Israel's primary gay dating Web site will kick off its 10th anniversary celebrations on Friday, marking a revolutionary decade for the homosexual community both online and on the ground.

The number of active surfers on Atraf has already passed 100,000 - and while the site associates itself with the queer community, some 41 percent of regular users identify themselves as straight.

The surprisingly high figure of "straight" surfers can likely be attributed to those who have not yet come out of the closet and are wary of identifying themselves with their picture (even if it is hidden) as "interested in men." These same users often send private messages to people of their same gender.

There are also more registered profiles than actual users on the site. Some members use two or more profiles - one with a conservative picture to attract a potential dating partner and another for one-night stands, using more risque photo, including some with nudity.

Only 20 percent of the surfers on Atraf identify themselves as out of the closet gay men or lesbians, though this figure is not entirely accurate or representative. Many 'closeted' Web surfers are actually openly gay or bisexual, but prefer to use a profile that will appeal to the in-the-closet types.

Competition is high on Atraf between those who label themselves as "boyish" and those who say they are "manly" - the two most prominent tags on the site. About one-third of Atraf members identify themselves as looking for a dating partner and a similar percentage say they are looking for something "for now" - meaning casual sex.

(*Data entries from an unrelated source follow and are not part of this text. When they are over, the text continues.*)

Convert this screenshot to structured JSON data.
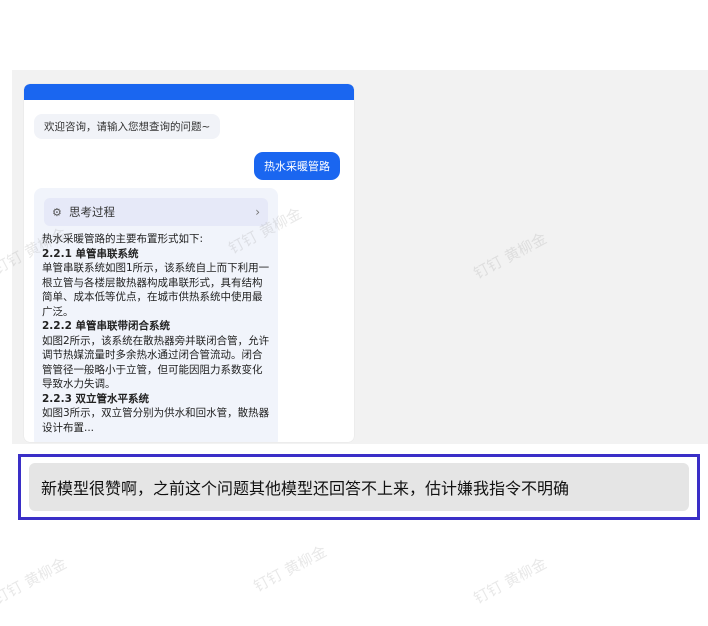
{
  "chat": {
    "welcome": "欢迎咨询，请输入您想查询的问题~",
    "user_message": "热水采暖管路",
    "thinking_label": "思考过程",
    "thinking_icon": "thinking-icon",
    "answer_intro": "热水采暖管路的主要布置形式如下:",
    "sections": [
      {
        "title": "2.2.1 单管串联系统",
        "text": "单管串联系统如图1所示，该系统自上而下利用一根立管与各楼层散热器构成串联形式，具有结构简单、成本低等优点，在城市供热系统中使用最广泛。"
      },
      {
        "title": "2.2.2 单管串联带闭合系统",
        "text": "如图2所示，该系统在散热器旁并联闭合管，允许调节热媒流量时多余热水通过闭合管流动。闭合管管径一般略小于立管，但可能因阻力系数变化导致水力失调。"
      },
      {
        "title": "2.2.3 双立管水平系统",
        "text": "如图3所示，双立管分别为供水和回水管，散热器设计布置..."
      }
    ]
  },
  "feedback": {
    "text": "新模型很赞啊，之前这个问题其他模型还回答不上来，估计嫌我指令不明确"
  },
  "watermark": "钉钉 黄柳金",
  "colors": {
    "accent": "#1a66f0",
    "highlight_border": "#3a2fc7"
  }
}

Many members of the community say they are looking for both. "I'm looking for a husband but in the meantime I won't be celibate," writes one member. Some 18 percent of Atraf members say they are "equipped" - but it is not clear what the criteria are for that.

As part of the 10-year anniversary celebrations, Atraf is upgrading the site, which includes nightlife information and blogs. Site managers Eyal Hever and Nir Chedikrin say that they will soon improve the English version of the site, to appeal more to tourists. Also, surfers will soon be able to enter an address (which will remain private) and receive a map of people who live near them with similar interests.

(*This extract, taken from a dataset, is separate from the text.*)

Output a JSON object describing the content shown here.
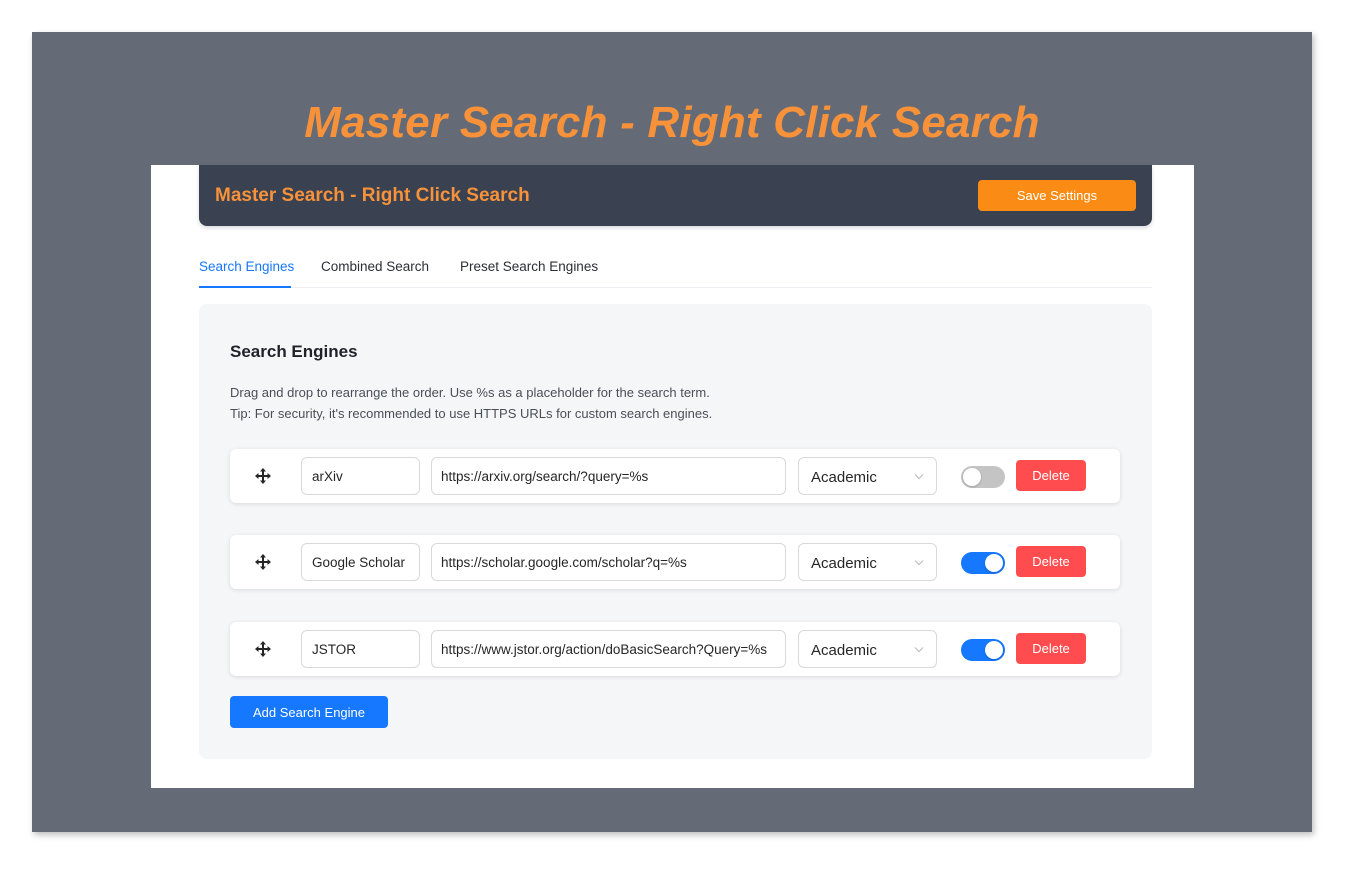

Recently, the tags "HIV-Friendly" and "HIV" were added to the site, which Hever and Chedrikin hope will lessen the secrecy surrounding this subject.

"When those with HIV use this function, they will identify many others in the same situation and will feel more legitimate," Chedrikin said. "The way to identify someone with HIV on the site is the exact same way to identify someone via interest, appearance or age."

Atraf will hold its kick-off party of Haoman 17 in Tel Aviv, featuring DJ Hector Romero.